Most people go to the doctor only when they feel that they lack the resources they need to deal with a health problem themselves. Some of the most promising opportunities for improving our health care tenets is to involve finding ways to make health tools, information, skills, and support available through righteous counsel, combined with the internet. There are many ways for communicants to obtain help by seeking counsel to a Sanctified Healer.
The Third Tenet: Our most powerful health resources are our Sanctified Healers.
An overwhelming body of research suggests that the number one health-determining factor in our lives is not solely how we eat, drink or exercise, or whether we smoke or wear seat belts—rather, it is our social support system. Sanctified Healers take vows to counsel communicants on adhering to healthy lifestyles, dietary reform, and healing attitudes. Communicants join the Church by informed consent, recognizing they have entered the house of the Lord, His Kingdom, bare witness to God's glory and Jesus' health touch.
The Fourth Tenet: Health is not the absence of disease.
There is a continuum from birth -----> wellness -----> illness states. Prevention means focusing on health concerns and behaviors while communicants are still on the wellness side of the spectrum, rather than waiting to act only when disease or disability occurs. Physicians of the Church of Hope must strive towards early diagnosis, self-care, and preventative medicine.

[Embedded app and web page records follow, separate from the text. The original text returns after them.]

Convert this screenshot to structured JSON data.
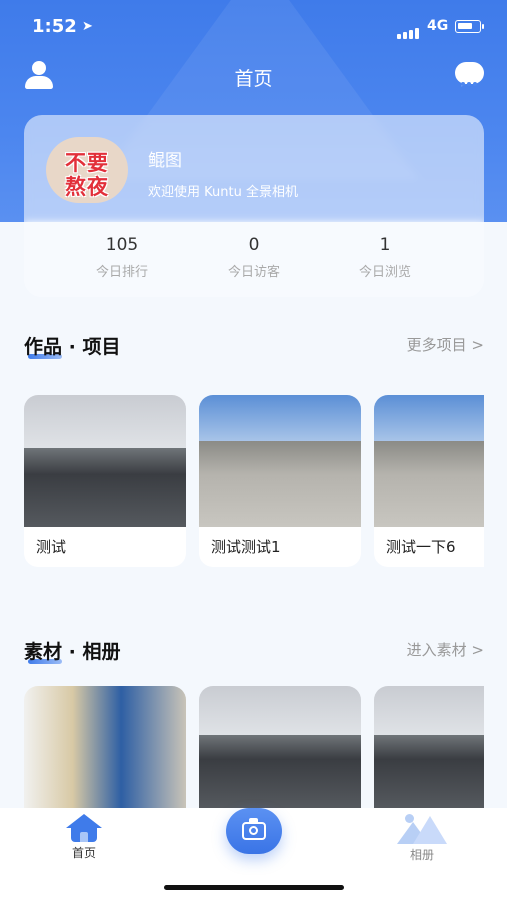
{
  "status_bar": {
    "time": "1:52",
    "network": "4G"
  },
  "header": {
    "title": "首页"
  },
  "profile": {
    "name": "鲲图",
    "welcome": "欢迎使用 Kuntu 全景相机",
    "avatar_text": [
      "不要",
      "熬夜"
    ],
    "stats": [
      {
        "value": "105",
        "label": "今日排行"
      },
      {
        "value": "0",
        "label": "今日访客"
      },
      {
        "value": "1",
        "label": "今日浏览"
      }
    ]
  },
  "projects": {
    "title": "作品 · 项目",
    "more": "更多项目 >",
    "items": [
      {
        "caption": "测试",
        "image": "office-room"
      },
      {
        "caption": "测试测试1",
        "image": "courtyard"
      },
      {
        "caption": "测试一下6",
        "image": "courtyard"
      }
    ]
  },
  "materials": {
    "title": "素材 · 相册",
    "more": "进入素材 >",
    "items": [
      {
        "image": "shop-shelves"
      },
      {
        "image": "office-room"
      },
      {
        "image": "office-room"
      }
    ]
  },
  "tabbar": {
    "items": [
      {
        "label": "首页",
        "icon": "home-icon",
        "active": true
      },
      {
        "label": "相册",
        "icon": "album-icon",
        "active": false
      }
    ],
    "center_icon": "camera-icon"
  },
  "colors": {
    "accent": "#3f7bea",
    "muted": "#999999"
  }
}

The Fifth Tenet: Health is a part of culture, and different people are outcomes of different cultures.
Sanctified Healers must respect cultural attitudes followers of other religions. What's best for one's health depends —at least in part—on acquired belief systems. It has been well established that the remedies people believe in are much more effective for them. Traditional medicine (also known as indigenous or folk medicine) comprises knowledge systems that developed over generations within various societies before the era of modern medicine. The World Health Organization (WHO) defines traditional medicine as "the sum total of the knowledge, skills, and practices based on the theories, beliefs, and experiences indigenous to different cultures, whether explicable or not, used in the maintenance of health as well as in the prevention, diagnosis, improvement or treatment of physical and mental illness."
In some Asian and African countries, up to 80% of the population relies on traditional medicine for their primary health care needs. Practices known as traditional medicines include Ayurveda, Siddha medicine, Unani, ancient Iranian medicine, Irani, Islamic medicine, traditional Chinese medicine, traditional Korean medicine, acupuncture, Muti, Ifá, and traditional African medicine. A global self-care-oriented health care system, therefore, must be a diverse system— health care choices offering respect towards traditional medicines.
The Sixth Tenet: The principal goal of monastic health care should be to help communicants take care of themselves.
Those of us who reached adulthood during the last few decades were brought up to overestimate the effectiveness and safety of professional medical care, and to seriously underestimate our own potential for keeping ourselves healthy, for managing our illnesses, and for taking an active role when working with doctors and other health care practitioners. We need to seek out and support those health workers and consumer groups whose number one priority is to encourage our self-care efforts and increase our level of health responsibility and competence.
The Seventh Tenet: Health springs from regenerative functions.
Many have been taught to think of health problems as inevitable breakdowns that can be repaired only by professionals. As a result, many ignore their health until a problem becomes an emergency. Then establishment medicine attempts heroic solutions like surgery, organ transplant, and drugs.
The human body has innate healing powers. But to operate at their optimal levels, these powers require constant nourishment and care: a healthful diet and environment, regular exercise, the support of others, a meaningful life, and a good measure of self-care. The body has its own wisdom, but it must be listened to, understood, and trusted.